Start of Block
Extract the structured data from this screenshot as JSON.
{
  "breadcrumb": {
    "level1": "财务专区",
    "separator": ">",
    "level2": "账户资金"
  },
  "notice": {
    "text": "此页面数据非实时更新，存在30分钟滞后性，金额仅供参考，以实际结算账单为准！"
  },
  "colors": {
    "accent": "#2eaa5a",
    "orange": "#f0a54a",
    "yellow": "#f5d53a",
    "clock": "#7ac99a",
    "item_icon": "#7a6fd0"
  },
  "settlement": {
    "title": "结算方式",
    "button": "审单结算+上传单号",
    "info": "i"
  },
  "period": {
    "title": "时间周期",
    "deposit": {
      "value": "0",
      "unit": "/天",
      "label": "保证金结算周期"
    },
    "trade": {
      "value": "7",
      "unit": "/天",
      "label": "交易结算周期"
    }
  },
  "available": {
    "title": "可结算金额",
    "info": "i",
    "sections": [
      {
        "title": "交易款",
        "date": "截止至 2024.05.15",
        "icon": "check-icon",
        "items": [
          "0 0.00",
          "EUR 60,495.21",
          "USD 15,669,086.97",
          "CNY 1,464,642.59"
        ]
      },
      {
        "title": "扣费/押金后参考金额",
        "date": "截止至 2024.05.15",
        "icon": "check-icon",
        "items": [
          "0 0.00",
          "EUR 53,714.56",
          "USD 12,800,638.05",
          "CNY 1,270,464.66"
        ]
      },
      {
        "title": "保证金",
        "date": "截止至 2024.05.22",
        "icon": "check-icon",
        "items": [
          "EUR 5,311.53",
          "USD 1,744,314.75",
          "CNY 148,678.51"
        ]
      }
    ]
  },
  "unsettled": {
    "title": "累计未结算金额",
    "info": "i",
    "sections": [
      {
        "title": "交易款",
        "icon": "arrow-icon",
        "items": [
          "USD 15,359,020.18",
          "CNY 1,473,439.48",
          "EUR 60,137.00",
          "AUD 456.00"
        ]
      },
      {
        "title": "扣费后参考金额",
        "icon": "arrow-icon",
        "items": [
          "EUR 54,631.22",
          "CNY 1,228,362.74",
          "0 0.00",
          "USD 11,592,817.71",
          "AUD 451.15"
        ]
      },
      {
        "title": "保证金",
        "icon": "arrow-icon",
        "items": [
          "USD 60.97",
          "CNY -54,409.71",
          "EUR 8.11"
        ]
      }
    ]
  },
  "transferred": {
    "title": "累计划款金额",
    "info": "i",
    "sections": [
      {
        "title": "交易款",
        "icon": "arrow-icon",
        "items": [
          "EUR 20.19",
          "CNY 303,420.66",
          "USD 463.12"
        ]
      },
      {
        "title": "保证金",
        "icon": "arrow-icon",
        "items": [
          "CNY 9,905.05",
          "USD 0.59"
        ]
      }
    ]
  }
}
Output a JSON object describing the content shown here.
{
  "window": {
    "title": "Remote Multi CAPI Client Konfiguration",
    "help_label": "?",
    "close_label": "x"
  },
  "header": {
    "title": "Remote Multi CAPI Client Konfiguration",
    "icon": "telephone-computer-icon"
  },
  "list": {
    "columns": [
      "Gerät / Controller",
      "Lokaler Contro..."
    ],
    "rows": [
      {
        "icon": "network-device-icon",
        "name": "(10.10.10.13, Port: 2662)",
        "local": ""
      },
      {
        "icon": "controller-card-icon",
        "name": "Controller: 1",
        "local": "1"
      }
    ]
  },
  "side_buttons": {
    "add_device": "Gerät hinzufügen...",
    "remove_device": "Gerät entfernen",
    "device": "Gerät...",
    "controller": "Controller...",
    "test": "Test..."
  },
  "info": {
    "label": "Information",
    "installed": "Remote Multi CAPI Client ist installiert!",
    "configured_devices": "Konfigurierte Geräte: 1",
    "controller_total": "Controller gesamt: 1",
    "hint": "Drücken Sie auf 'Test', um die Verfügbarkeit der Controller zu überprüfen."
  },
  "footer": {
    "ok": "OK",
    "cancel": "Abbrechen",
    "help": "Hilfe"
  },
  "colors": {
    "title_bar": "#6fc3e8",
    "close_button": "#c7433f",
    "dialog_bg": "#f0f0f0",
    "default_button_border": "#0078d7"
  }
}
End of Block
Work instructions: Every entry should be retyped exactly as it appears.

Reply:
Extract the structured data from this screenshot as JSON.
{
  "breadcrumb": {
    "level1": "财务专区",
    "separator": ">",
    "level2": "账户资金"
  },
  "notice": {
    "text": "此页面数据非实时更新，存在30分钟滞后性，金额仅供参考，以实际结算账单为准！"
  },
  "colors": {
    "accent": "#2eaa5a",
    "orange": "#f0a54a",
    "yellow": "#f5d53a",
    "clock": "#7ac99a",
    "item_icon": "#7a6fd0"
  },
  "settlement": {
    "title": "结算方式",
    "button": "审单结算+上传单号",
    "info": "i"
  },
  "period": {
    "title": "时间周期",
    "deposit": {
      "value": "0",
      "unit": "/天",
      "label": "保证金结算周期"
    },
    "trade": {
      "value": "7",
      "unit": "/天",
      "label": "交易结算周期"
    }
  },
  "available": {
    "title": "可结算金额",
    "info": "i",
    "sections": [
      {
        "title": "交易款",
        "date": "截止至 2024.05.15",
        "icon": "check-icon",
        "items": [
          "0 0.00",
          "EUR 60,495.21",
          "USD 15,669,086.97",
          "CNY 1,464,642.59"
        ]
      },
      {
        "title": "扣费/押金后参考金额",
        "date": "截止至 2024.05.15",
        "icon": "check-icon",
        "items": [
          "0 0.00",
          "EUR 53,714.56",
          "USD 12,800,638.05",
          "CNY 1,270,464.66"
        ]
      },
      {
        "title": "保证金",
        "date": "截止至 2024.05.22",
        "icon": "check-icon",
        "items": [
          "EUR 5,311.53",
          "USD 1,744,314.75",
          "CNY 148,678.51"
        ]
      }
    ]
  },
  "unsettled": {
    "title": "累计未结算金额",
    "info": "i",
    "sections": [
      {
        "title": "交易款",
        "icon": "arrow-icon",
        "items": [
          "USD 15,359,020.18",
          "CNY 1,473,439.48",
          "EUR 60,137.00",
          "AUD 456.00"
        ]
      },
      {
        "title": "扣费后参考金额",
        "icon": "arrow-icon",
        "items": [
          "EUR 54,631.22",
          "CNY 1,228,362.74",
          "0 0.00",
          "USD 11,592,817.71",
          "AUD 451.15"
        ]
      },
      {
        "title": "保证金",
        "icon": "arrow-icon",
        "items": [
          "USD 60.97",
          "CNY -54,409.71",
          "EUR 8.11"
        ]
      }
    ]
  },
  "transferred": {
    "title": "累计划款金额",
    "info": "i",
    "sections": [
      {
        "title": "交易款",
        "icon": "arrow-icon",
        "items": [
          "EUR 20.19",
          "CNY 303,420.66",
          "USD 463.12"
        ]
      },
      {
        "title": "保证金",
        "icon": "arrow-icon",
        "items": [
          "CNY 9,905.05",
          "USD 0.59"
        ]
      }
    ]
  }
}
Output a JSON object describing the content shown here.
{
  "window": {
    "title": "Remote Multi CAPI Client Konfiguration",
    "help_label": "?",
    "close_label": "x"
  },
  "header": {
    "title": "Remote Multi CAPI Client Konfiguration",
    "icon": "telephone-computer-icon"
  },
  "list": {
    "columns": [
      "Gerät / Controller",
      "Lokaler Contro..."
    ],
    "rows": [
      {
        "icon": "network-device-icon",
        "name": "(10.10.10.13, Port: 2662)",
        "local": ""
      },
      {
        "icon": "controller-card-icon",
        "name": "Controller: 1",
        "local": "1"
      }
    ]
  },
  "side_buttons": {
    "add_device": "Gerät hinzufügen...",
    "remove_device": "Gerät entfernen",
    "device": "Gerät...",
    "controller": "Controller...",
    "test": "Test..."
  },
  "info": {
    "label": "Information",
    "installed": "Remote Multi CAPI Client ist installiert!",
    "configured_devices": "Konfigurierte Geräte: 1",
    "controller_total": "Controller gesamt: 1",
    "hint": "Drücken Sie auf 'Test', um die Verfügbarkeit der Controller zu überprüfen."
  },
  "footer": {
    "ok": "OK",
    "cancel": "Abbrechen",
    "help": "Hilfe"
  },
  "colors": {
    "title_bar": "#6fc3e8",
    "close_button": "#c7433f",
    "dialog_bg": "#f0f0f0",
    "default_button_border": "#0078d7"
  }
}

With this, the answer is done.